I'll admit, I was one of the many Sonics fans that felt pretty defeated by the events of the last year. And I'm a little ashamed to admit that my feelings of defeat led to virtual inaction on my part.
As my buddy Mikey -- who, not so coincidentally, works for the Sonics -- accurately pointed out, I've only written one post on the Sonics in the past year or so, and even that wasn't exactly a ringing endorsement of optimism.
Well, consider me a changed man. Just as the Mariners' fortune changed in the most unlikely of three-month spans, so too can the Sonics' fortune -- if fans and ownership are savvy enough to capitalize on the momentum.
Enter the most powerful force out there: You.
You have the power to influence your elected officials. You have the power to convince them that there truly are some residents of the state of Washington that really want to see the team stay. As the Mariners showed, it doesn't need to be an overwhelming majority for it to happen -- just enough to give the team's lobbyists a foot in the door.
As a place to start, here's a list of "Do's and Don'ts" from Save Our Sonics that will give you some ideas. The biggest thing you can do right now is contact your state representation, which holds the power over whether the current stadium tax is extended to pay for the new arena.
Here's how to do it -- it's not nearly as intimidating or difficult as you might think:
- Find your legislators here by filling out the appropriate information.

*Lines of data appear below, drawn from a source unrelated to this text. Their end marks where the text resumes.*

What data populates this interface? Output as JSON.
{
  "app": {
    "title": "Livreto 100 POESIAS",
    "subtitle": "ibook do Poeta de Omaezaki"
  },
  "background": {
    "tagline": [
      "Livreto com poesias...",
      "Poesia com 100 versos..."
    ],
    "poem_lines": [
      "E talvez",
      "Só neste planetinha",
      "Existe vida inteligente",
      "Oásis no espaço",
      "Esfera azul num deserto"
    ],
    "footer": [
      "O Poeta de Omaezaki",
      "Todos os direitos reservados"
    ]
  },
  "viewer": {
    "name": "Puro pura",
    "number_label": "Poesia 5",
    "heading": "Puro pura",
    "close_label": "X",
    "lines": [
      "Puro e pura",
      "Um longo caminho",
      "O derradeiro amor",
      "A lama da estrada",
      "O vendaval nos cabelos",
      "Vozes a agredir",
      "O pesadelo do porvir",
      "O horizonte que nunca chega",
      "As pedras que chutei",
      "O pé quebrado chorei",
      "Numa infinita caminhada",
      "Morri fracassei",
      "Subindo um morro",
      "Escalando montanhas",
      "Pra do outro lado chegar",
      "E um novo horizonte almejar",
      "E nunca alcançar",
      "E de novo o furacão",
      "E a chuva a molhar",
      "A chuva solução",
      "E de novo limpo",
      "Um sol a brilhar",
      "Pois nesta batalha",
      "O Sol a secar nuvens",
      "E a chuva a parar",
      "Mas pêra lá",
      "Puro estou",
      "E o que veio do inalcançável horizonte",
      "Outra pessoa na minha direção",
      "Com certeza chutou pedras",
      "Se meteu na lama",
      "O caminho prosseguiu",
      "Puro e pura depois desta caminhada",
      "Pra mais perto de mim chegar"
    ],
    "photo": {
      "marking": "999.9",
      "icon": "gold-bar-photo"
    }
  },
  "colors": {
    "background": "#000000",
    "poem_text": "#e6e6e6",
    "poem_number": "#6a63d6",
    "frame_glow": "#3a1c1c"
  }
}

- This will take you to a page with links to all three of your elected representatives. Make sure you follow the next steps for each of them.
- On the official's home page, click the "e-mail" link under the photo.
- Fill out the appropriate information. (Your e-mail has a much better chance of being read and responded to if it comes from someone verified to be in their district. E-mails directly to them without using this system often either never get read, or get read much, much later.)
- Write a letter. It can be long, or it can be simple. Writing to a legislator can be a scary thing for a lot of people, but you don't have to be the best writer in the world to get your point across.
- Copy the text of the letter. Repeat steps 3 through 5 for the other two elected officials.
- Be concise. Legislators don't have a lot of time (although they've got a lot more of it this time of year) and you're a lot more likely to be read if you make your points quickly and easily.
- Be respectful. Trust me when I tell you that a little respect goes a long way with these people. From Save Our Sonics: "If the official you are communicating with has been negative about keeping the Sonics & Storm in the area, do not insult them or be rude if you want them to consider your opinion. Express disappointment at their stance, make some well-reasoned points, and tell them you hope they will re-examine their stance."
- Be heartfelt. You don't have to be the most eloquent person in the world to show your passion. Speak from personal experience, and don't use form letters you find elsewhere. Speak from the heart.
- Urge action. Don't just say you like the Sonics -- tell them what you want them to do.
This city has been given the mulligan of mulligans with the draft pick. It's up to us to work to make it happen.